Bookworm to Road Runner – Blog Post 5

August 25, 2017

Here’s a new post to keep us on track (pun intended) for the Scotiabank Toronto Waterfront Marathon Charity Challenge, in support of The Children’s Book Bank.


This week – Running Buddies!

Training partners can be one of the most valuable tools a runner can have. A partner helps make you accountable, so you’re more likely to show up and give more during your workout because you know that someone else is depending on you (or judging you – just kidding).

But in order for you to get the most out of a partnership, there are some important things to consider. Hopefully these tips will help you pick, and be, an awesome running buddy.

Consider having more than one running partner…

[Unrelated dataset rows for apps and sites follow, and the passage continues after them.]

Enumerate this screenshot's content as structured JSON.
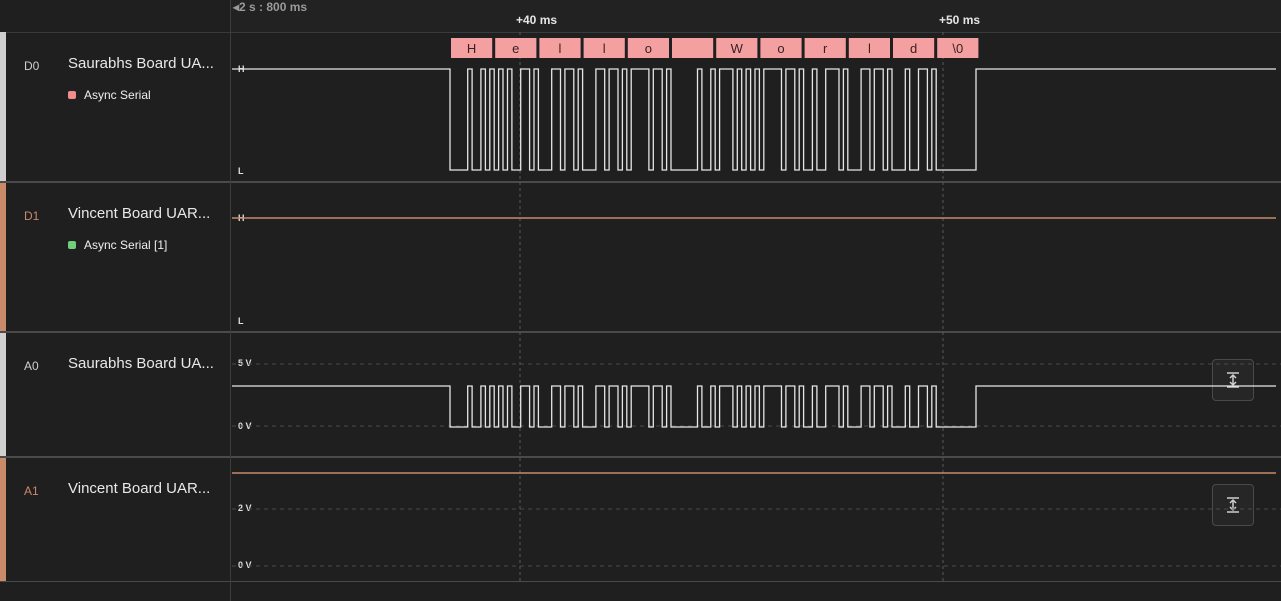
{
  "timeline": {
    "origin_label": "2 s : 800 ms",
    "markers": [
      {
        "label": "+40 ms"
      },
      {
        "label": "+50 ms"
      }
    ]
  },
  "decoded_bytes": [
    "H",
    "e",
    "l",
    "l",
    "o",
    " ",
    "W",
    "o",
    "r",
    "l",
    "d",
    "\\0"
  ],
  "channels": [
    {
      "id": "D0",
      "name": "Saurabhs Board UA...",
      "analyzer": "Async Serial",
      "analyzer_color": "#f28b8b",
      "color": "#cfcfcf",
      "level_high": "H",
      "level_low": "L"
    },
    {
      "id": "D1",
      "name": "Vincent Board UAR...",
      "analyzer": "Async Serial [1]",
      "analyzer_color": "#6fcf7a",
      "color": "#c98a6a",
      "level_high": "H",
      "level_low": "L"
    },
    {
      "id": "A0",
      "name": "Saurabhs Board UA...",
      "color": "#cfcfcf",
      "level_high": "5 V",
      "level_low": "0 V"
    },
    {
      "id": "A1",
      "name": "Vincent Board UAR...",
      "color": "#c98a6a",
      "level_high": "2 V",
      "level_low": "0 V"
    }
  ],
  "colors": {
    "decode_box": "#f4a0a0",
    "decode_text": "#3a2020",
    "waveform": "#e6e6e6",
    "orange_trace": "#c98a6a"
  },
  "icons": {
    "scale": "expand-vertical-icon"
  }
}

Becoming part of the ‘Ambiguously-Fast Duo’ is a great idea, until one of you gets injured, sick, or goes on vacation, and you’re suddenly on your own. Think about having more than one running buddy or joining a group so you can have others to rely on. Also, having partners of different abilities can help meet your training goals – you might have one chatty partner whose company you really enjoy on slower-paced long runs, but prefer someone who is more performance-focused (i.e., talks less and sweats more) to help you push harder and have a stronger workout at other times.

A positive attitude goes a long way. The last thing you want is someone complaining about the weather or how early it is or how hard the workout feels (I admit this is sometimes me – the Excuse Queen, complete with sash and sceptre). If you prefer to run outdoors year round, but your partner rushes for the treadmill every time there is a grey cloud, this might not be a good match. And don’t forget schedules. If your idea of an early run is 6 a.m. and your partner thinks 9 a.m., they may hit their snooze button more than they hit the road with you.

Finally, it’s important to remember there is a difference between a running partner and a coach. Cheering on your friend can be well meant, but might come off as condescending. That’s not to say you can’t ever offer encouragement – it’s one of the reasons runners pair up in the first place. Just remember feedback can be subjective.

Here are some things to steer clear of when looking for a running buddy…

If you haven’t already done so, be sure to sign up for the walk/run or consider supporting a Book Bank team member already on the roster.

~ Roxanne